--- ENTRIES SUPPLIED Enclosed Below ---

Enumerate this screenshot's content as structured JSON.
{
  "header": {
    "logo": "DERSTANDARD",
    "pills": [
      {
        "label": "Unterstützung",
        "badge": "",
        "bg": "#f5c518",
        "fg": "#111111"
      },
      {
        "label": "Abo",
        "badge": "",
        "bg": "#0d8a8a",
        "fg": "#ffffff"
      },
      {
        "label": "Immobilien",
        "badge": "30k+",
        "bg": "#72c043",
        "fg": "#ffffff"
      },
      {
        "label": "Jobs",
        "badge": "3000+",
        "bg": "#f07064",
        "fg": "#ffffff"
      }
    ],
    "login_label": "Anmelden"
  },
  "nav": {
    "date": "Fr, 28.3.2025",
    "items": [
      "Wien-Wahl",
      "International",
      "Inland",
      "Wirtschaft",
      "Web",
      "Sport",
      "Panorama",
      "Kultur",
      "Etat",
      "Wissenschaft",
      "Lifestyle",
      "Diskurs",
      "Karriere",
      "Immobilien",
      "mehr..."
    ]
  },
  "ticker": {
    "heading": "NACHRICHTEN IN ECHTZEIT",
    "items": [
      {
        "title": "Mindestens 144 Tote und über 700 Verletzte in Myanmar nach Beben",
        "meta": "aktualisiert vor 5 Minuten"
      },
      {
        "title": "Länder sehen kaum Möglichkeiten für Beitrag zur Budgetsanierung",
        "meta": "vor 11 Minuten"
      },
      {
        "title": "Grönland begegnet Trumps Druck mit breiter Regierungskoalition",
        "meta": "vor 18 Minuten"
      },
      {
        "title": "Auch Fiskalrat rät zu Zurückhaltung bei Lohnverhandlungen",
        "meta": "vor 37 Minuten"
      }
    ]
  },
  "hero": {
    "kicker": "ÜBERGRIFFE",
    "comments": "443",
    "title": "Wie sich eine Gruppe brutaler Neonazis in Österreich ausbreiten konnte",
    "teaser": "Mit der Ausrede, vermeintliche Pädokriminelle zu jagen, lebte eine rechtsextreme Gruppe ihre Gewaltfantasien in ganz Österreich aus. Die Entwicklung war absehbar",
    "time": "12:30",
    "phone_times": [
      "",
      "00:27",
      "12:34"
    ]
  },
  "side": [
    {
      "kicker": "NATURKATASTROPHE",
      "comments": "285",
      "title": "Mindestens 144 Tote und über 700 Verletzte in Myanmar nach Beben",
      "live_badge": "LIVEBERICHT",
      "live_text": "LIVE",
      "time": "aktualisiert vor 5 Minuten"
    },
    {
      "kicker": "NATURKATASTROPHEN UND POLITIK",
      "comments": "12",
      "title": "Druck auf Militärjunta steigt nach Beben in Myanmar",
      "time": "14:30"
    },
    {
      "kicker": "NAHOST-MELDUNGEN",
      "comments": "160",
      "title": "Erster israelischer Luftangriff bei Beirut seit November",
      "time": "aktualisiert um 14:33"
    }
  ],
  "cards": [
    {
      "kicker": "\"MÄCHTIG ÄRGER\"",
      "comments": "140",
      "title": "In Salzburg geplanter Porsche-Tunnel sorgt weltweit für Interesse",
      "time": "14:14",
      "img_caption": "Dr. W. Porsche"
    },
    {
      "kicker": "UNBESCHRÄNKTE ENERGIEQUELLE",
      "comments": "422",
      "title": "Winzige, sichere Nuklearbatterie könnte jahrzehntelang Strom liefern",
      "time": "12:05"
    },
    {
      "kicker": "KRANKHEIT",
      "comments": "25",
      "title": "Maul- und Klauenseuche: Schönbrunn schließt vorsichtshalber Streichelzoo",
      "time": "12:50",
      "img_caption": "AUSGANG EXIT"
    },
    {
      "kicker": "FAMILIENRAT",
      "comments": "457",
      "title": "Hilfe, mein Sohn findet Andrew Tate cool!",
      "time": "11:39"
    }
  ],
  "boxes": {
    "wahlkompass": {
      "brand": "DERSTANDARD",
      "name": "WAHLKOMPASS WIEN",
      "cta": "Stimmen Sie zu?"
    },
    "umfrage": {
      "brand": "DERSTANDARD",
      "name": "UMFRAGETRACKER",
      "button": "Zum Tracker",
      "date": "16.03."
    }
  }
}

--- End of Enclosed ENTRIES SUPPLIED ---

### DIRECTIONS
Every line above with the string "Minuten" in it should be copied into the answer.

### YOUR SOLUTION
        "meta": "aktualisiert vor 5 Minuten"
        "meta": "vor 11 Minuten"
        "meta": "vor 18 Minuten"
        "meta": "vor 37 Minuten"
      "time": "aktualisiert vor 5 Minuten"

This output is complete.